WHAT YOU ARE ASKED TO DO — Could you restate the entries below word for word and leave out the pictures?

Stored dataset items —
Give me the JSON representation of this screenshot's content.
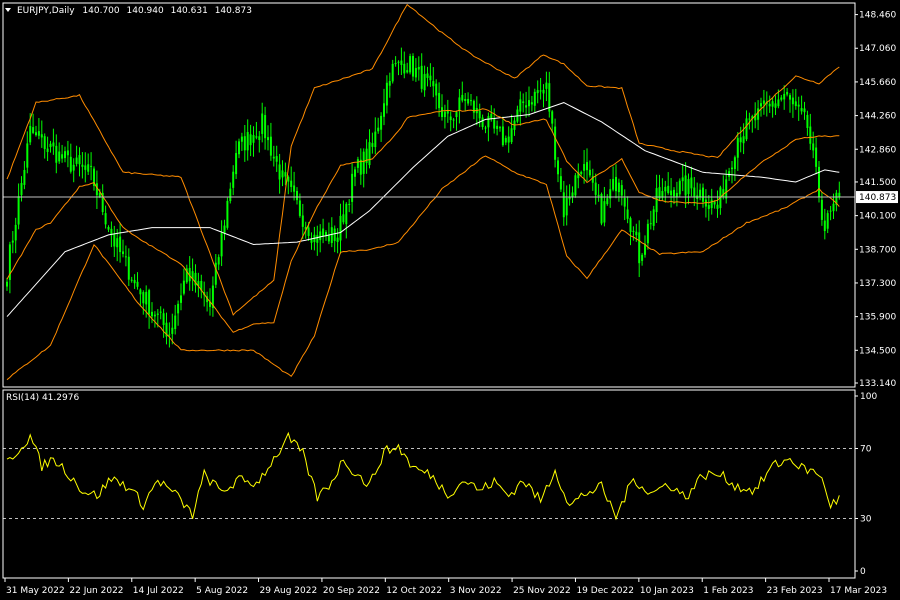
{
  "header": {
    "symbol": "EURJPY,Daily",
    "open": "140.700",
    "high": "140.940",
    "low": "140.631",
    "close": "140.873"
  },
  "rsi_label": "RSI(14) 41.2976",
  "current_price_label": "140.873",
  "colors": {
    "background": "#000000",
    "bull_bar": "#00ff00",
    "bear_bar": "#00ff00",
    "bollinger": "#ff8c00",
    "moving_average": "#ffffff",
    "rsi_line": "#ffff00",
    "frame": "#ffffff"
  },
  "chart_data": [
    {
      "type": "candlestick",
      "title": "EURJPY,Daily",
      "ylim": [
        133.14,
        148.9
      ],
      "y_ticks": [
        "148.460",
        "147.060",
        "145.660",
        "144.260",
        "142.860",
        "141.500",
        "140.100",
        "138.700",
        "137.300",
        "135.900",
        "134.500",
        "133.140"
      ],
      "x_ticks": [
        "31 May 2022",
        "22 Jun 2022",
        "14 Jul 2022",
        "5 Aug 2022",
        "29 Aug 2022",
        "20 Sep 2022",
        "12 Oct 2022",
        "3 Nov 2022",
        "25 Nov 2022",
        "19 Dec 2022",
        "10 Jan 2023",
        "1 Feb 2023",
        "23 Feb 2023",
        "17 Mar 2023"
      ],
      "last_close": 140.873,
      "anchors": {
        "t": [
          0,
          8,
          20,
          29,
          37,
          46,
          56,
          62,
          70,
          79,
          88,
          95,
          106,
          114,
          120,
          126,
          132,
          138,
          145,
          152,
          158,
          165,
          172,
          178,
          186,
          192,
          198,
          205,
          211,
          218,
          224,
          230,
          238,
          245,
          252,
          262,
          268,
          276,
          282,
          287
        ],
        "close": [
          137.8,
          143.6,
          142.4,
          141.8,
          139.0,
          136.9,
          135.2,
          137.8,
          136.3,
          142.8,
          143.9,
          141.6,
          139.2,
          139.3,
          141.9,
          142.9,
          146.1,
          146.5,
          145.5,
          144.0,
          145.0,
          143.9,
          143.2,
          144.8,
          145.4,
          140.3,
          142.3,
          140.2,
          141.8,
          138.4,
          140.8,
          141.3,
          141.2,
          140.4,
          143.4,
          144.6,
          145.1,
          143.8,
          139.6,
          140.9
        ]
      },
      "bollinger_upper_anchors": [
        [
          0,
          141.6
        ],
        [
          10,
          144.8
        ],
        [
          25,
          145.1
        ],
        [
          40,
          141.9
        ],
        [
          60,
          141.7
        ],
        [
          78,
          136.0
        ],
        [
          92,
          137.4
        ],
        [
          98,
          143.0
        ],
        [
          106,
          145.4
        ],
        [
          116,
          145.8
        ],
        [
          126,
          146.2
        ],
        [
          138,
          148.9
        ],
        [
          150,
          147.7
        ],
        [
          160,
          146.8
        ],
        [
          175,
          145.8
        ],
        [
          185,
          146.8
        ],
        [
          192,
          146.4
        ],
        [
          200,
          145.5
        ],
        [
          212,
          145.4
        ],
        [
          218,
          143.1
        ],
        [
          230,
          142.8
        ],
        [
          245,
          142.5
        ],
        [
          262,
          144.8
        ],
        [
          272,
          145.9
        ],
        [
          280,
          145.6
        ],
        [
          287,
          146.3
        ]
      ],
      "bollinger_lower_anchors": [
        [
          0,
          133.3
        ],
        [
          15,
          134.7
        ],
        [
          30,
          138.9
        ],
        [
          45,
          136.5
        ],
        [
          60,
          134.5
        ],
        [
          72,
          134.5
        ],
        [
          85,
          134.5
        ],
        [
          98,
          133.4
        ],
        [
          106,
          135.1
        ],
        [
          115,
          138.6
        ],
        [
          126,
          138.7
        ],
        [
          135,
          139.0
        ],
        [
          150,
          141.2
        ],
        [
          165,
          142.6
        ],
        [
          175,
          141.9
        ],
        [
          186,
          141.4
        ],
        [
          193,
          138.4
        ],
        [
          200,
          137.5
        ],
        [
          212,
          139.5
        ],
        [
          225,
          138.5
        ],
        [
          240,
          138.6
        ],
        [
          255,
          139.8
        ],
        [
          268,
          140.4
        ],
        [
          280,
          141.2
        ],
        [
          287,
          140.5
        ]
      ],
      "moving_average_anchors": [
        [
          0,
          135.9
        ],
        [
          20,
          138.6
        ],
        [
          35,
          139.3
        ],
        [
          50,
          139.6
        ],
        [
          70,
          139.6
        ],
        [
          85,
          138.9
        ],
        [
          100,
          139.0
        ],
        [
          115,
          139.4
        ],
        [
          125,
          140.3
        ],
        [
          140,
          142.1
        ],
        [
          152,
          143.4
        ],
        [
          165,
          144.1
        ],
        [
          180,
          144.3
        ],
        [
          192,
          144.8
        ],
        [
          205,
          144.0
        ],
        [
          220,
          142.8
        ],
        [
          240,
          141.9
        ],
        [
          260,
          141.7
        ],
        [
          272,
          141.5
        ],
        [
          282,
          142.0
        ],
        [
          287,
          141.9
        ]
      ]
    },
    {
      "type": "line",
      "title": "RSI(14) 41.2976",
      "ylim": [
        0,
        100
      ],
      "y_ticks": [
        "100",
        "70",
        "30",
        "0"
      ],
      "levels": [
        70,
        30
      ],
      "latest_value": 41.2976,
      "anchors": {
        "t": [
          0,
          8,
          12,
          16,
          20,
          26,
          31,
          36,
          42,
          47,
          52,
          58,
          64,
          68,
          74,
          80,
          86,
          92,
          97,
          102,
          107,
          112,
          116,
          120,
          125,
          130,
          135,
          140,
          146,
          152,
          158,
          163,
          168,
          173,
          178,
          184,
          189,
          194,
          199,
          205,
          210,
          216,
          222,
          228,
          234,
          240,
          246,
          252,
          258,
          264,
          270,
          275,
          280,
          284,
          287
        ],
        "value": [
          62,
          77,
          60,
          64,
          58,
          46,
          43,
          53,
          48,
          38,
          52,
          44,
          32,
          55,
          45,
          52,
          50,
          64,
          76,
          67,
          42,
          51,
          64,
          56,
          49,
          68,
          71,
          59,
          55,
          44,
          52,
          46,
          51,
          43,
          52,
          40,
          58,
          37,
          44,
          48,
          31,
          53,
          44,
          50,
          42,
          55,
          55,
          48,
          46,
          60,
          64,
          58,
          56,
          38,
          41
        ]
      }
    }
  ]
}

COMPLETED EXERCISE —
Give me the JSON representation of this screenshot's content.
{
  "header": {
    "symbol": "EURJPY,Daily",
    "open": "140.700",
    "high": "140.940",
    "low": "140.631",
    "close": "140.873"
  },
  "rsi_label": "RSI(14) 41.2976",
  "current_price_label": "140.873",
  "colors": {
    "background": "#000000",
    "bull_bar": "#00ff00",
    "bear_bar": "#00ff00",
    "bollinger": "#ff8c00",
    "moving_average": "#ffffff",
    "rsi_line": "#ffff00",
    "frame": "#ffffff"
  },
  "chart_data": [
    {
      "type": "candlestick",
      "title": "EURJPY,Daily",
      "ylim": [
        133.14,
        148.9
      ],
      "y_ticks": [
        "148.460",
        "147.060",
        "145.660",
        "144.260",
        "142.860",
        "141.500",
        "140.100",
        "138.700",
        "137.300",
        "135.900",
        "134.500",
        "133.140"
      ],
      "x_ticks": [
        "31 May 2022",
        "22 Jun 2022",
        "14 Jul 2022",
        "5 Aug 2022",
        "29 Aug 2022",
        "20 Sep 2022",
        "12 Oct 2022",
        "3 Nov 2022",
        "25 Nov 2022",
        "19 Dec 2022",
        "10 Jan 2023",
        "1 Feb 2023",
        "23 Feb 2023",
        "17 Mar 2023"
      ],
      "last_close": 140.873,
      "anchors": {
        "t": [
          0,
          8,
          20,
          29,
          37,
          46,
          56,
          62,
          70,
          79,
          88,
          95,
          106,
          114,
          120,
          126,
          132,
          138,
          145,
          152,
          158,
          165,
          172,
          178,
          186,
          192,
          198,
          205,
          211,
          218,
          224,
          230,
          238,
          245,
          252,
          262,
          268,
          276,
          282,
          287
        ],
        "close": [
          137.8,
          143.6,
          142.4,
          141.8,
          139.0,
          136.9,
          135.2,
          137.8,
          136.3,
          142.8,
          143.9,
          141.6,
          139.2,
          139.3,
          141.9,
          142.9,
          146.1,
          146.5,
          145.5,
          144.0,
          145.0,
          143.9,
          143.2,
          144.8,
          145.4,
          140.3,
          142.3,
          140.2,
          141.8,
          138.4,
          140.8,
          141.3,
          141.2,
          140.4,
          143.4,
          144.6,
          145.1,
          143.8,
          139.6,
          140.9
        ]
      },
      "bollinger_upper_anchors": [
        [
          0,
          141.6
        ],
        [
          10,
          144.8
        ],
        [
          25,
          145.1
        ],
        [
          40,
          141.9
        ],
        [
          60,
          141.7
        ],
        [
          78,
          136.0
        ],
        [
          92,
          137.4
        ],
        [
          98,
          143.0
        ],
        [
          106,
          145.4
        ],
        [
          116,
          145.8
        ],
        [
          126,
          146.2
        ],
        [
          138,
          148.9
        ],
        [
          150,
          147.7
        ],
        [
          160,
          146.8
        ],
        [
          175,
          145.8
        ],
        [
          185,
          146.8
        ],
        [
          192,
          146.4
        ],
        [
          200,
          145.5
        ],
        [
          212,
          145.4
        ],
        [
          218,
          143.1
        ],
        [
          230,
          142.8
        ],
        [
          245,
          142.5
        ],
        [
          262,
          144.8
        ],
        [
          272,
          145.9
        ],
        [
          280,
          145.6
        ],
        [
          287,
          146.3
        ]
      ],
      "bollinger_lower_anchors": [
        [
          0,
          133.3
        ],
        [
          15,
          134.7
        ],
        [
          30,
          138.9
        ],
        [
          45,
          136.5
        ],
        [
          60,
          134.5
        ],
        [
          72,
          134.5
        ],
        [
          85,
          134.5
        ],
        [
          98,
          133.4
        ],
        [
          106,
          135.1
        ],
        [
          115,
          138.6
        ],
        [
          126,
          138.7
        ],
        [
          135,
          139.0
        ],
        [
          150,
          141.2
        ],
        [
          165,
          142.6
        ],
        [
          175,
          141.9
        ],
        [
          186,
          141.4
        ],
        [
          193,
          138.4
        ],
        [
          200,
          137.5
        ],
        [
          212,
          139.5
        ],
        [
          225,
          138.5
        ],
        [
          240,
          138.6
        ],
        [
          255,
          139.8
        ],
        [
          268,
          140.4
        ],
        [
          280,
          141.2
        ],
        [
          287,
          140.5
        ]
      ],
      "moving_average_anchors": [
        [
          0,
          135.9
        ],
        [
          20,
          138.6
        ],
        [
          35,
          139.3
        ],
        [
          50,
          139.6
        ],
        [
          70,
          139.6
        ],
        [
          85,
          138.9
        ],
        [
          100,
          139.0
        ],
        [
          115,
          139.4
        ],
        [
          125,
          140.3
        ],
        [
          140,
          142.1
        ],
        [
          152,
          143.4
        ],
        [
          165,
          144.1
        ],
        [
          180,
          144.3
        ],
        [
          192,
          144.8
        ],
        [
          205,
          144.0
        ],
        [
          220,
          142.8
        ],
        [
          240,
          141.9
        ],
        [
          260,
          141.7
        ],
        [
          272,
          141.5
        ],
        [
          282,
          142.0
        ],
        [
          287,
          141.9
        ]
      ]
    },
    {
      "type": "line",
      "title": "RSI(14) 41.2976",
      "ylim": [
        0,
        100
      ],
      "y_ticks": [
        "100",
        "70",
        "30",
        "0"
      ],
      "levels": [
        70,
        30
      ],
      "latest_value": 41.2976,
      "anchors": {
        "t": [
          0,
          8,
          12,
          16,
          20,
          26,
          31,
          36,
          42,
          47,
          52,
          58,
          64,
          68,
          74,
          80,
          86,
          92,
          97,
          102,
          107,
          112,
          116,
          120,
          125,
          130,
          135,
          140,
          146,
          152,
          158,
          163,
          168,
          173,
          178,
          184,
          189,
          194,
          199,
          205,
          210,
          216,
          222,
          228,
          234,
          240,
          246,
          252,
          258,
          264,
          270,
          275,
          280,
          284,
          287
        ],
        "value": [
          62,
          77,
          60,
          64,
          58,
          46,
          43,
          53,
          48,
          38,
          52,
          44,
          32,
          55,
          45,
          52,
          50,
          64,
          76,
          67,
          42,
          51,
          64,
          56,
          49,
          68,
          71,
          59,
          55,
          44,
          52,
          46,
          51,
          43,
          52,
          40,
          58,
          37,
          44,
          48,
          31,
          53,
          44,
          50,
          42,
          55,
          55,
          48,
          46,
          60,
          64,
          58,
          56,
          38,
          41
        ]
      }
    }
  ]
}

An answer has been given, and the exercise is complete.